EXERCISE DIRECTIONS: Line by line, retype the material exactly and leave each picture out.

#####

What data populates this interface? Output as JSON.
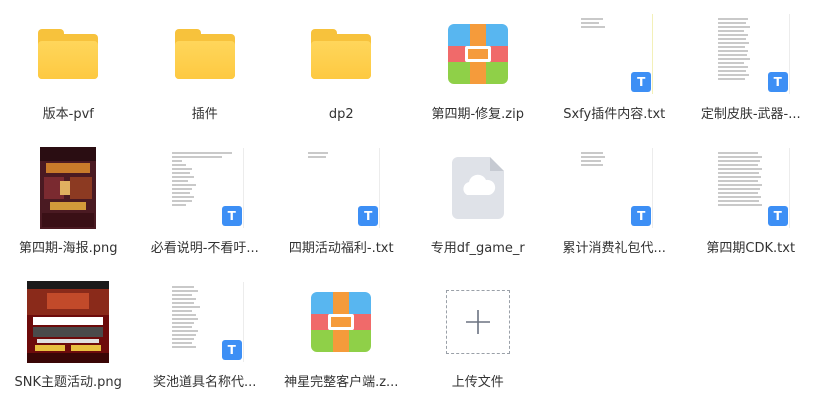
{
  "files": [
    {
      "name": "版本-pvf",
      "type": "folder"
    },
    {
      "name": "插件",
      "type": "folder"
    },
    {
      "name": "dp2",
      "type": "folder"
    },
    {
      "name": "第四期-修复.zip",
      "type": "zip"
    },
    {
      "name": "Sxfy插件内容.txt",
      "type": "txt",
      "badge": "T"
    },
    {
      "name": "定制皮肤-武器-...",
      "type": "txt",
      "badge": "T"
    },
    {
      "name": "第四期-海报.png",
      "type": "png"
    },
    {
      "name": "必看说明-不看吁...",
      "type": "txt",
      "badge": "T"
    },
    {
      "name": "四期活动福利-.txt",
      "type": "txt",
      "badge": "T"
    },
    {
      "name": "专用df_game_r",
      "type": "cloud"
    },
    {
      "name": "累计消费礼包代...",
      "type": "txt",
      "badge": "T"
    },
    {
      "name": "第四期CDK.txt",
      "type": "txt",
      "badge": "T"
    },
    {
      "name": "SNK主题活动.png",
      "type": "png"
    },
    {
      "name": "奖池道具名称代...",
      "type": "txt",
      "badge": "T"
    },
    {
      "name": "神星完整客户端.z...",
      "type": "zip"
    },
    {
      "name": "上传文件",
      "type": "upload"
    }
  ],
  "colors": {
    "folder": "#fdc941",
    "txt_badge": "#3d8ff5",
    "zip_blue": "#58b6f0",
    "zip_green": "#8fd048",
    "zip_red": "#f06a6a",
    "zip_orange": "#f59b3b"
  },
  "icons": {
    "folder": "folder-icon",
    "zip": "zip-archive-icon",
    "txt": "text-file-icon",
    "cloud": "cloud-file-icon",
    "upload": "plus-icon"
  }
}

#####

REPLY TO THE EXERCISE:
What data populates this interface? Output as JSON.
{
  "files": [
    {
      "name": "版本-pvf",
      "type": "folder"
    },
    {
      "name": "插件",
      "type": "folder"
    },
    {
      "name": "dp2",
      "type": "folder"
    },
    {
      "name": "第四期-修复.zip",
      "type": "zip"
    },
    {
      "name": "Sxfy插件内容.txt",
      "type": "txt",
      "badge": "T"
    },
    {
      "name": "定制皮肤-武器-...",
      "type": "txt",
      "badge": "T"
    },
    {
      "name": "第四期-海报.png",
      "type": "png"
    },
    {
      "name": "必看说明-不看吁...",
      "type": "txt",
      "badge": "T"
    },
    {
      "name": "四期活动福利-.txt",
      "type": "txt",
      "badge": "T"
    },
    {
      "name": "专用df_game_r",
      "type": "cloud"
    },
    {
      "name": "累计消费礼包代...",
      "type": "txt",
      "badge": "T"
    },
    {
      "name": "第四期CDK.txt",
      "type": "txt",
      "badge": "T"
    },
    {
      "name": "SNK主题活动.png",
      "type": "png"
    },
    {
      "name": "奖池道具名称代...",
      "type": "txt",
      "badge": "T"
    },
    {
      "name": "神星完整客户端.z...",
      "type": "zip"
    },
    {
      "name": "上传文件",
      "type": "upload"
    }
  ],
  "colors": {
    "folder": "#fdc941",
    "txt_badge": "#3d8ff5",
    "zip_blue": "#58b6f0",
    "zip_green": "#8fd048",
    "zip_red": "#f06a6a",
    "zip_orange": "#f59b3b"
  },
  "icons": {
    "folder": "folder-icon",
    "zip": "zip-archive-icon",
    "txt": "text-file-icon",
    "cloud": "cloud-file-icon",
    "upload": "plus-icon"
  }
}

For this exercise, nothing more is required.